The challenge, Glenn claims, is to find a way to provide public support and oversight to faith-based schools and organizations without stifling the religious element that makes them effective. He encourages government to regulate faith-based organizations through clear outcome and delivery standards, professional qualifications, a system of peer review and government-appointed inspectors. Perhaps most important of all, says Glenn, is to empower parents and clients with vouchers and with the information they need to make informed choices.
Glenn encourages religious groups to refuse funds unless the terms respect their religious identity, even if this means saying no to opportunities to expand their mission. He encourages those who accept government funding to hold on to their vision, to insist on the right to make employment decisions and, if necessary, to stand up to the government. Faith-based organizations will be helped in this if they have strong boards, clarity about the distinctiveness of their approach, professional norms and training that are congruent with their worldview, and peer support.
Glenn's proposal is thoughtful and thought-provoking. There may well be ways that government and faith-based organizations can form partnerships that serve the public good. Whether these partnerships compromise either government or religion will become clearer as experiments proceed.
Less clear is the wisdom of replacing the common school with a more pluralistic system of public education.
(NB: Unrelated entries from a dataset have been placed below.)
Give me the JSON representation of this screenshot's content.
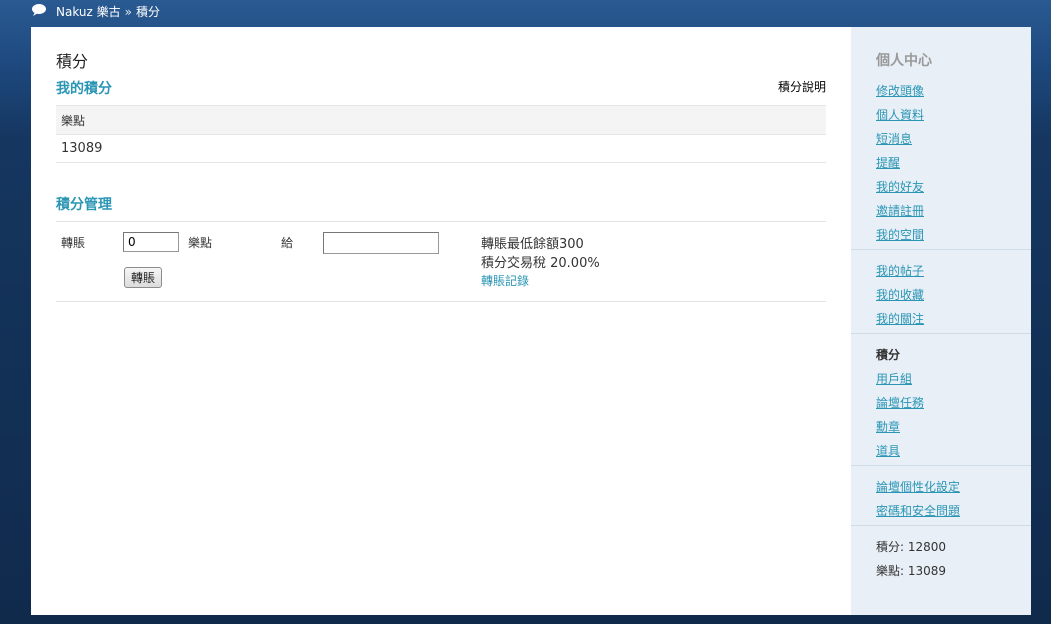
{
  "topbar": {
    "site": "Nakuz 樂古",
    "separator": "»",
    "current": "積分"
  },
  "main": {
    "page_title": "積分",
    "my_credits": {
      "title": "我的積分",
      "help_link": "積分說明",
      "column_header": "樂點",
      "value": "13089"
    },
    "manage": {
      "title": "積分管理",
      "transfer_label": "轉賬",
      "amount_value": "0",
      "unit_label": "樂點",
      "to_label": "給",
      "recipient_value": "",
      "submit_label": "轉賬",
      "min_balance": "轉賬最低餘額300",
      "tax": "積分交易稅 20.00%",
      "history_link": "轉賬記錄"
    }
  },
  "sidebar": {
    "title": "個人中心",
    "group1": [
      "修改頭像",
      "個人資料",
      "短消息",
      "提醒",
      "我的好友",
      "邀請註冊",
      "我的空間"
    ],
    "group2": [
      "我的帖子",
      "我的收藏",
      "我的關注"
    ],
    "group3": [
      "積分",
      "用戶組",
      "論壇任務",
      "勳章",
      "道具"
    ],
    "group4": [
      "論壇個性化設定",
      "密碼和安全問題"
    ],
    "stats": [
      "積分: 12800",
      "樂點: 13089"
    ]
  },
  "colors": {
    "accent": "#2a96b4",
    "sidebar_bg": "#e8eff7",
    "page_bg": "#15365f"
  }
}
The growing interest in vouchers seems to mirror the increasing fragmentation of our society and, in particular, the decline in our commitment to the education of all students. In Philadelphia, for instance, urban classrooms make do with $35,000 to $45,000 less than their suburban counterparts. Since equality of educational funding directly relates to equality of opportunity, this may be the great civil rights issue of our time. If we move toward a system of school choice, will we close this gap?
One may also question Glenn's claim that meaning is entirely embedded in religious narratives. Although such narratives shape moral reasoning in powerful ways, meaning cannot be entirely embedded in them because meaning is not just a function of language. Paul Tillich taught us that for language to be meaningful, it must refer to something besides the other words in the language system. Since narratives make claims about the one world in which we live, they cannot be utterly incommensurable. Ever since the apostle Paul spoke about the gentiles as "having the law written on their hearts," the witness of the larger Christian tradition has inclined toward theologies of natural law and common grace. The confidence that nonbelievers can reason morally seems to be a precondition for a religiously plural democratic polity. Without this supposition, it seems impossible not to require some sort of religious test for citizenship or governance.
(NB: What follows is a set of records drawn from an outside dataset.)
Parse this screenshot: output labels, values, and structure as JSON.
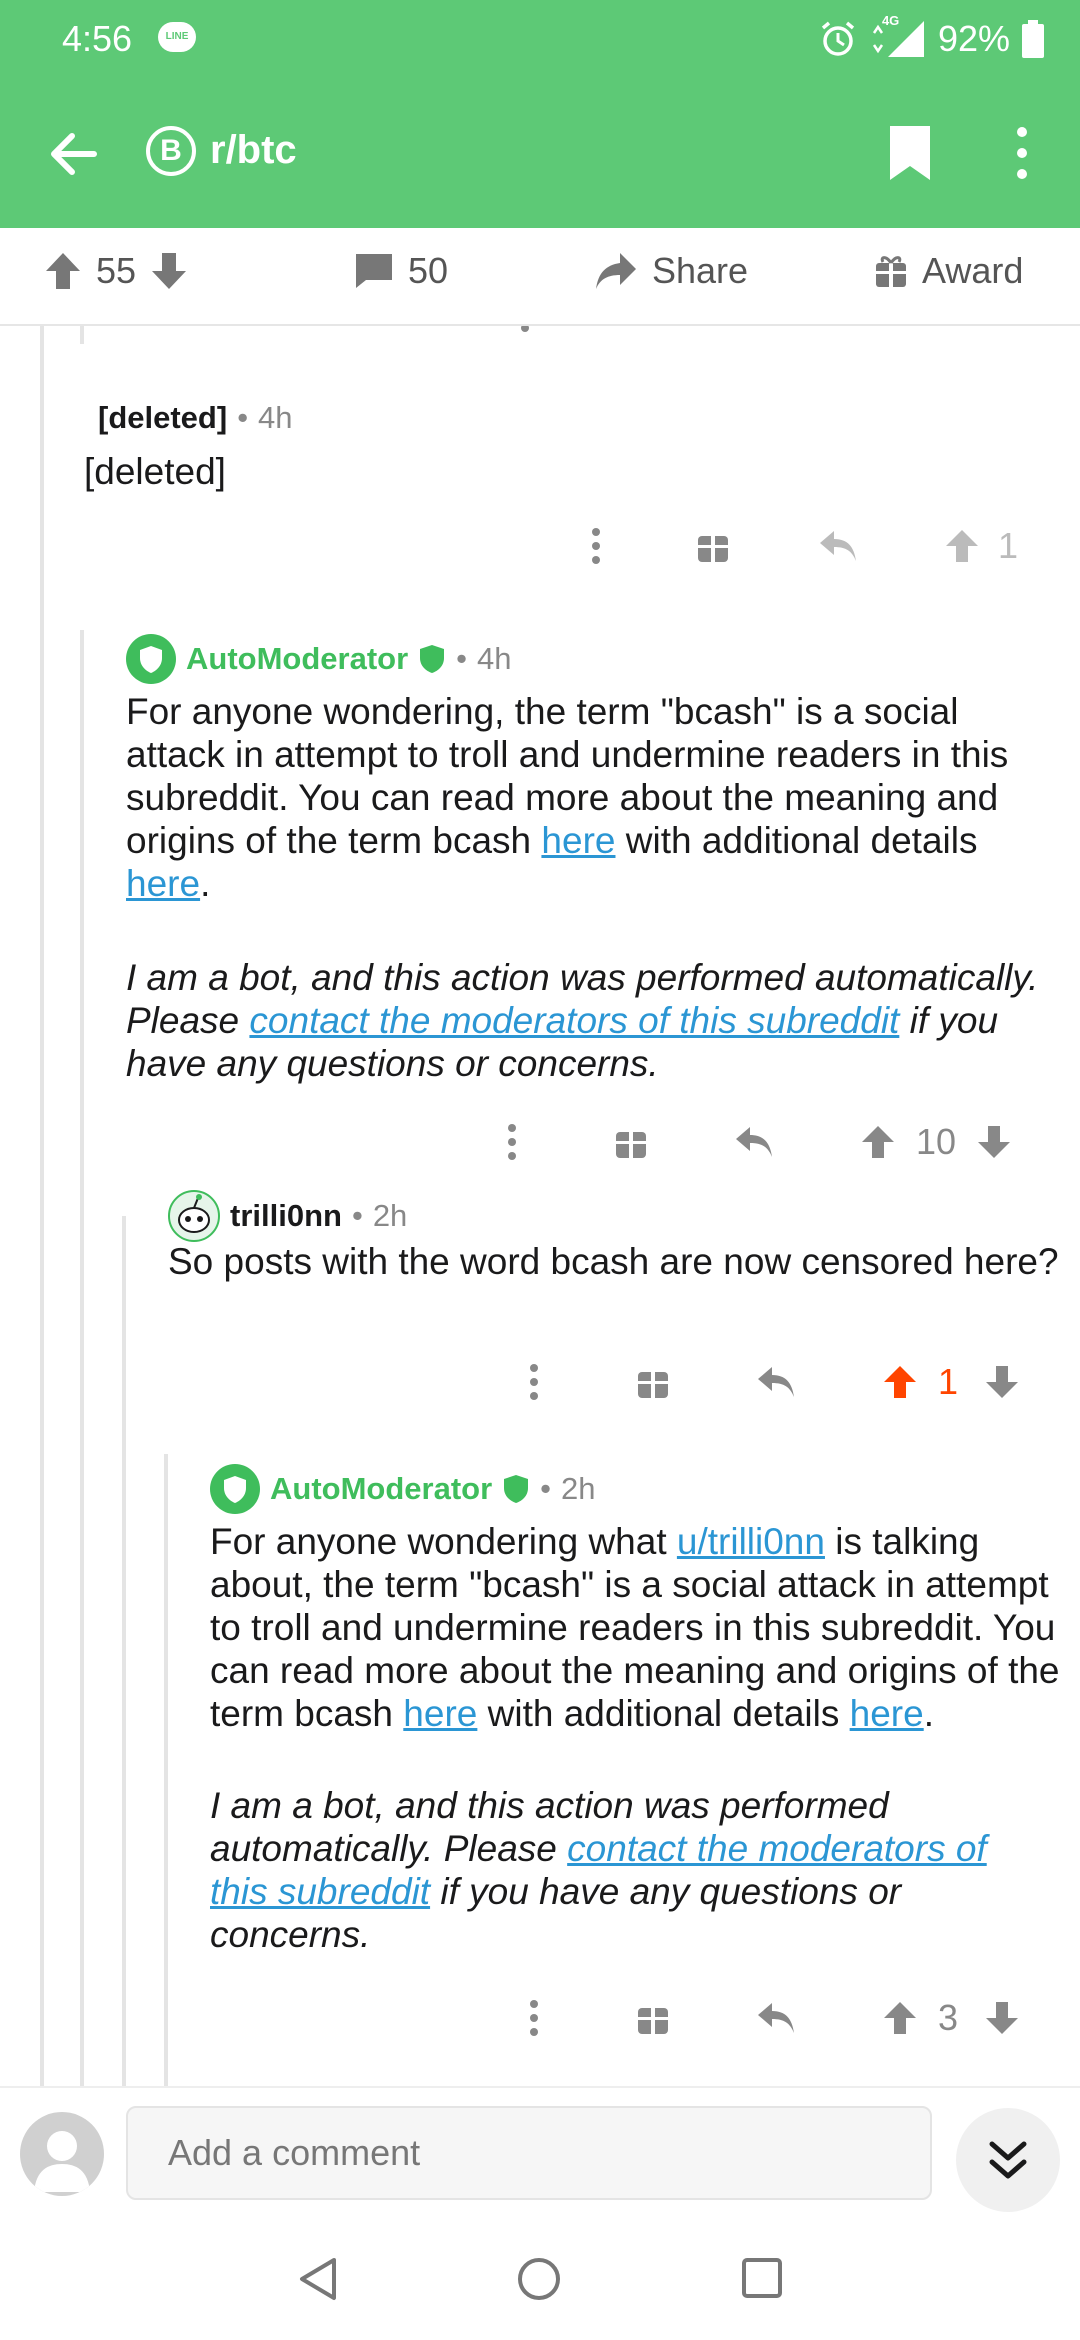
{
  "status": {
    "time": "4:56",
    "line_badge": "LINE",
    "network": "4G",
    "battery": "92%"
  },
  "header": {
    "subreddit": "r/btc",
    "sub_icon_letter": "B"
  },
  "post_actions": {
    "upvotes": "55",
    "comments": "50",
    "share": "Share",
    "award": "Award"
  },
  "comments": [
    {
      "author": "[deleted]",
      "sep": "•",
      "time": "4h",
      "body": "[deleted]",
      "score": "1"
    },
    {
      "author": "AutoModerator",
      "sep": "•",
      "time": "4h",
      "body_parts": [
        "For anyone wondering, the term \"bcash\" is a social attack in attempt to troll and undermine readers in this subreddit. You can read more about the meaning and origins of the term bcash ",
        "here",
        " with additional details ",
        "here",
        "."
      ],
      "bot_parts": [
        "I am a bot, and this action was performed automatically. Please ",
        "contact the moderators of this subreddit",
        " if you have any questions or concerns."
      ],
      "score": "10"
    },
    {
      "author": "trilli0nn",
      "sep": "•",
      "time": "2h",
      "body": "So posts with the word bcash are now censored here?",
      "score": "1"
    },
    {
      "author": "AutoModerator",
      "sep": "•",
      "time": "2h",
      "body_parts": [
        "For anyone wondering what ",
        "u/trilli0nn",
        " is talking about, the term \"bcash\" is a social attack in attempt to troll and undermine readers in this subreddit. You can read more about the meaning and origins of the term bcash ",
        "here",
        " with additional details ",
        "here",
        "."
      ],
      "bot_parts": [
        "I am a bot, and this action was performed automatically. Please ",
        "contact the moderators of this subreddit",
        " if you have any questions or concerns."
      ],
      "score": "3"
    }
  ],
  "comment_bar": {
    "placeholder": "Add a comment"
  },
  "colors": {
    "brand_green": "#5dc976",
    "mod_green": "#3fbd5c",
    "upvote_orange": "#ff4500",
    "link_blue": "#2b96d4"
  }
}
Can notions of natural law provide some hope that common schools can educate in ways that do not simply offend religious minorities? The difficulty, as Glenn points out, is figuring out how to teach in a neutral way that does not privilege religious agnosticism. Surely common schooling has its ambiguities, but, as Glenn himself acknowledges, providing funds to religious schools has ambiguities of its own.